She left the cans in the wain, but put away her perishables and unpacked the hamper. The coldbox was completely crammed by the time she was done. She opened the cabin door and almost reeled at a funk that she didn't think was entirely Curds. When she opened the carrier, Curds shot across the sandy clearing and into the trees. Ember gave brief chase, but then came back to the kitchen and began crying next to the cupboard. Her fur was black and orange swirls, and she looked to be at least five years old.

"I bet you get fed twice a day, too, huh" said Pyosz. She filled a bowl with water and set it under the table. She found fisk in the larder, crumbled it into two bowls, and set them at opposite ends of the under-table area. With a moan of pain, she lifted the pallet onto her shoulder and dumped it on the bed. When she opened her trunk, linens were on the very top, and she gave a silent thanks to Prl. She felt too far gone, however, to put sheets. Instead, she tossed a quilt over the canvas ticking of the pallet, threw a pillow onto the bed, and dropped down after with a long groan. Just a nap she told herself. She was asleep in less than a minute.

Bucky -- A residence hall for unpartnered workers in a given locale.
Comadrona -- Midwife. Most births on Skene are at home with a comadrona assisting.
Kiatu -- canvas lace-up shoes worn by children, dyed bright colors
Sibiya -- Niece or nephew, the child of one's sib.
Timmer -- Carpenter.
Wain -- Farm wagon.

There are 24 hours to each day, 8 days to a week, 5 weeks to a month, 10 months to a year
One year = 400 days, 50 weeks
First five days of the week are work days for all occupations and school days for children, followed by a three-day weekend where the first day is market day, next day popular for performances and social gatherings as well as community meetings, last day often given over to rest and quiet.
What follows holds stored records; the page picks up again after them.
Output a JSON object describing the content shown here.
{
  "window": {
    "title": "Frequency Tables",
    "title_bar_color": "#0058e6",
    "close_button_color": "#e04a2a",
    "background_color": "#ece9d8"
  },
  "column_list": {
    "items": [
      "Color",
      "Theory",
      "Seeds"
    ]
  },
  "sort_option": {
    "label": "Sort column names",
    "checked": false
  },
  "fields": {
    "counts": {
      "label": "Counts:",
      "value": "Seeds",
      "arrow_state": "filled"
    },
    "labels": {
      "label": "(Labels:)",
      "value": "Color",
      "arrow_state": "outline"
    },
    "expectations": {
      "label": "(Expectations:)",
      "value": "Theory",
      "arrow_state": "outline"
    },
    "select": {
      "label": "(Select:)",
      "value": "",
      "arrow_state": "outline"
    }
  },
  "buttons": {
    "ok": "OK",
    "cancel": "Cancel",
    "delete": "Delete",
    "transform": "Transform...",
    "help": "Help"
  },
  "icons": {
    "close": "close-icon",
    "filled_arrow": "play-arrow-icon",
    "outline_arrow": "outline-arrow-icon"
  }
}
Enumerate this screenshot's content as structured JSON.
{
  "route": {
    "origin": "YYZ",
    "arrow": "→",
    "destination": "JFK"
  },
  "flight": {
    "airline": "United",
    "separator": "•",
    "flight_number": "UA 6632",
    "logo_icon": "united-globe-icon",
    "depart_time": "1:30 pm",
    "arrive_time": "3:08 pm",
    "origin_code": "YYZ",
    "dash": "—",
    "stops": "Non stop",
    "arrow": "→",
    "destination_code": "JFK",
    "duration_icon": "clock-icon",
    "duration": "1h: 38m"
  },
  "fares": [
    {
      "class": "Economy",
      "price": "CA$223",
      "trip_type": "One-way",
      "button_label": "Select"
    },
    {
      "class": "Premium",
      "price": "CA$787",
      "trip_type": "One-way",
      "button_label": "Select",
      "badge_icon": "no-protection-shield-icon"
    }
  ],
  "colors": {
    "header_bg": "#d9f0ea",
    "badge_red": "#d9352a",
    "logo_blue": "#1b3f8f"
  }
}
Exceptions are lighters and sinners -- they must work when the weather allows.
In Skene, ferry schedules (and consequently some work and performance/meeting schedules) are run according to tides -- many ferries cannot run during high tide because there is no morrie vaseo when leviathans can approach shores or inlets.

Day one: Moja
Day two: Iki
Day three: San
Day four: Empat
Day five: Ot
Day six: Roku
Day seven: Sju
Day eight: Shmonah

Month one: Raccolto (main harvest begins this month, New Year, big honey harvest, apples dipped in honey -- school resumes, autumnal weather, storms at end)
Month two: Burzas (onset of winter, long storms, hog slaughter)
Month three: Kall (coldest month)
Month four: Jian (cold but starting to warm at end -- sheep shearing)
Month five: Yaomur (rain month, much fog, rice planting)
Month six: Nastere (spring month, lambs and kids born, some slaughter, planting in earnest)
Month seven: Lamminsade (spring continues, two week period of storms)
Month eight: Med (eel migration and harvest, beginning of summer, first light harvest, first honey harvest = school out)
Month nine: Ljeto (high summer)
Month ten: Mchele (late summer, cooling begins, rice harvest)

© 2009 Maggie Jochild.

1 comment:

Blue said...

Wonderful! Great recovery-read. Keep it coming!